In the 90 minutes the new drama “Beasts” takes to run, the audience experiences not just a play about two sisters and their tense relationship but also, as the characters reach their breaking points, a tree falls in the middle of their home.
“Beasts,” written by Cayenne Douglass, is running its first production at the Boston Playwrights’ Theatre from April 7 to 17 in collaboration with Boston University’s College of Fine Arts and its New Play Initiative.
The play revolves around Judy, an artist, who visits her domesticated, younger sister Fran, who is pregnant, while her husband is out of town. As the two spend time together, tension rises as secrets spill out, and Judy finds herself between Amelia, Fran’s doula, and her husband, Jim.
Katherine Schaber, the actor who plays Amelia and a senior in the CFA, said she remembered “being struck” by the relationship between the sisters and Amelia’s role in the conflict.
“[Amelia’s] energy just really brings out the contrast between the two sisters,” Schaber said. “As someone who is kind of growing into my womanhood, I would say it’s really interesting to be a part of a play that does expose those topics so vibrantly and honestly.”
The themes of motherhood and female relationships were something Caroline Calkins, who plays Fran, found satisfaction delving into, especially considering their rare portrayal on stage.
“I don’t think I’ve ever been to a play where it’s so predominantly women, like three women and one man, and I really found that refreshing,” Liza Foley, an audience member who also happened to be Calkin’s sister, said.
For a local production, “Beasts” came with its fair share of complexity, with Calkins embracing the “fun process” of putting together a new show that was being pieced together and worked on at the same time.
“It’s really sort of awakened my appetite for new plays again ‘cause I think it’s really exciting and so important to have spaces like Boston Playwrights’ Theatre where new work gets an opportunity to really get dug into,” Calkins said.
Schaber noted how working hand in hand with the playwright allows for the liberty for certain things to be adjusted while rehearsing.
“Nothing really beats having the playwright in the room with you… especially when it’s in service to how the actor is delivering a line,” Schaber said.“If the playwright hears it differently in that actor, I think that that’s like a really special thing. It’s like pieces of everyone’s contribution moves forward as the play does, which is really exciting.”
In a letter that appears in the show’s program, Douglass wrote, “I’m still very much in the process of figuring out what this play is and what it wants to be … I let the process with the director, actors, designers, audience, inform its rendering.”

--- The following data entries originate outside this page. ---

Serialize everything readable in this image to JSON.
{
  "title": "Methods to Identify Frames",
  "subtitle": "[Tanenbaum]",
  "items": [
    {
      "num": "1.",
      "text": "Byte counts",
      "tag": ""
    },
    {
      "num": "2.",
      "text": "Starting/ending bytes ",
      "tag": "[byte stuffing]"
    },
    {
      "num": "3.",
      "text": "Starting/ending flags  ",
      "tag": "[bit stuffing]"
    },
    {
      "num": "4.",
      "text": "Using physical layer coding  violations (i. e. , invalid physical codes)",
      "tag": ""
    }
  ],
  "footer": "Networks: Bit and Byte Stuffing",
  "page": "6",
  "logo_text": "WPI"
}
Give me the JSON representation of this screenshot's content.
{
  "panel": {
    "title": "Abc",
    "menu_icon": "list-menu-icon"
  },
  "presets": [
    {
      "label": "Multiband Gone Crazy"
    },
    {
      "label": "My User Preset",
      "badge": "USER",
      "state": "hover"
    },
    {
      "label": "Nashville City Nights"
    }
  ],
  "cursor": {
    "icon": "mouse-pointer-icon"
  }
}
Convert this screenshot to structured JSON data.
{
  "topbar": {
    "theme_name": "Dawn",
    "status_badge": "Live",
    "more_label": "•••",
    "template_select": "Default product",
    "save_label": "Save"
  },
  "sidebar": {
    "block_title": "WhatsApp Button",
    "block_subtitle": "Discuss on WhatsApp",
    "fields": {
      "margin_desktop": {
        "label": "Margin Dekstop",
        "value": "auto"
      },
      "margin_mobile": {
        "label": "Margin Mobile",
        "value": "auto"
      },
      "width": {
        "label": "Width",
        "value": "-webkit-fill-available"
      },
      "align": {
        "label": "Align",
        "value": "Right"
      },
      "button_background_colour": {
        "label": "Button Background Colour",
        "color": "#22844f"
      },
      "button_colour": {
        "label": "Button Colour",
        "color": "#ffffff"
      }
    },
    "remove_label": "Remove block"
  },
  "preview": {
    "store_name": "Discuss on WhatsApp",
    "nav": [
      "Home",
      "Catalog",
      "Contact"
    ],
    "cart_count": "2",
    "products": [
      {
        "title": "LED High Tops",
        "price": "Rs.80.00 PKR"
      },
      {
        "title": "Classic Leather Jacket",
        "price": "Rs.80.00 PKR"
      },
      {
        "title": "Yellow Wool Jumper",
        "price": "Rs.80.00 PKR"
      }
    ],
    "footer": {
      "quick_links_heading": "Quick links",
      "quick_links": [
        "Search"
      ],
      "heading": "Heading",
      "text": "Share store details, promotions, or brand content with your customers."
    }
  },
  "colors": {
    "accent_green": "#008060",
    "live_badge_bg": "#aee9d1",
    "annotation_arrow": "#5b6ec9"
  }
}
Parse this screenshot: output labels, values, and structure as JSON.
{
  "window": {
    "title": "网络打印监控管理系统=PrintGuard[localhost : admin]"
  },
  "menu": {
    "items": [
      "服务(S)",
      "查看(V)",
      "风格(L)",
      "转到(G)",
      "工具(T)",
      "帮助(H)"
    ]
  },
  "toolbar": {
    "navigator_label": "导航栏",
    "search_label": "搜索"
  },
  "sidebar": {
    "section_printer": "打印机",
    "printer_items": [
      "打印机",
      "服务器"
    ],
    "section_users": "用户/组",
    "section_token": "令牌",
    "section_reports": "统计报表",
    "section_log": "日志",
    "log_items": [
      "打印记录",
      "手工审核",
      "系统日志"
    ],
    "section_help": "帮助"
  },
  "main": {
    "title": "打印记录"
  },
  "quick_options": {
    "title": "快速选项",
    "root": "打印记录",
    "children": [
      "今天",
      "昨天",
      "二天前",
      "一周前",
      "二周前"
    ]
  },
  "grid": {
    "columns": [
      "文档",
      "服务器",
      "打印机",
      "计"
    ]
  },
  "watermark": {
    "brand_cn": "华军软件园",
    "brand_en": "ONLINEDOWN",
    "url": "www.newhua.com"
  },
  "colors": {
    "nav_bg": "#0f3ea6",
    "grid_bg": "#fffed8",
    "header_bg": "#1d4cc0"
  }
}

Clara Francesca, who plays Judy, said the conversation around the “female obligation to be pregnant” drew her to the play. When it came to playing Judy, Francesca said they feel like they’re playing a “pastiche” of a lot of their friends and family members.
“I think Cayenne has so skillfully created characters that are both really archetypal, like they feel familiar, and they’re very specific,” Calkins said. “I think that’s a testament to good writing.”
Schaber also agreed with the strength of the play’s writing, noting how she too relates with its characters.
“I really think that there are aspects that [Amelia] sees in herself and in both of the sisters and alternatively as well, I see parts of myself in all three characters,” Schaber said.
Beyond just great writing, what makes “Beasts” special for Calkins is the community behind the play.
“I hope to always work on plays that are this juicy and have this support of a cast and of a crew and artistic design team,” Calkins said. “I think that’s really the greatest thing for me is to have that sort of community and to be working on a play that is so layered and so complex.”
With the help of fight choreographer Ryan Winkles, Francesca and Calkins were able to execute certain scenes and “release into those more heightened moments when the emotions are also really extreme” while also keeping each other safe, Calkins said.
Francesca said she tests a prop on stage before Calkins uses it — something she likens to what a sister would do.
Even with so much action and intricate pieces involved, Schaber said the rehearsing process was quick, taking less than just four weeks. Francesca credits Director Kelly Gavin for keeping the process moving.
“I felt that the structure was very sophistically strategic to ensure that by the time tech week came, we had everything in our body, even if there’s more room for us to discover things as artists in the space,” Francesca said.
Francesca said they hope that the audience is “hypnotize[d]” into being aware of their “conduct as they move through life.”
“I hope that this particular piece makes them consider binary problems and the nuances of pressure to procreate and the joys of procreating, both ends of that,” Francesca said.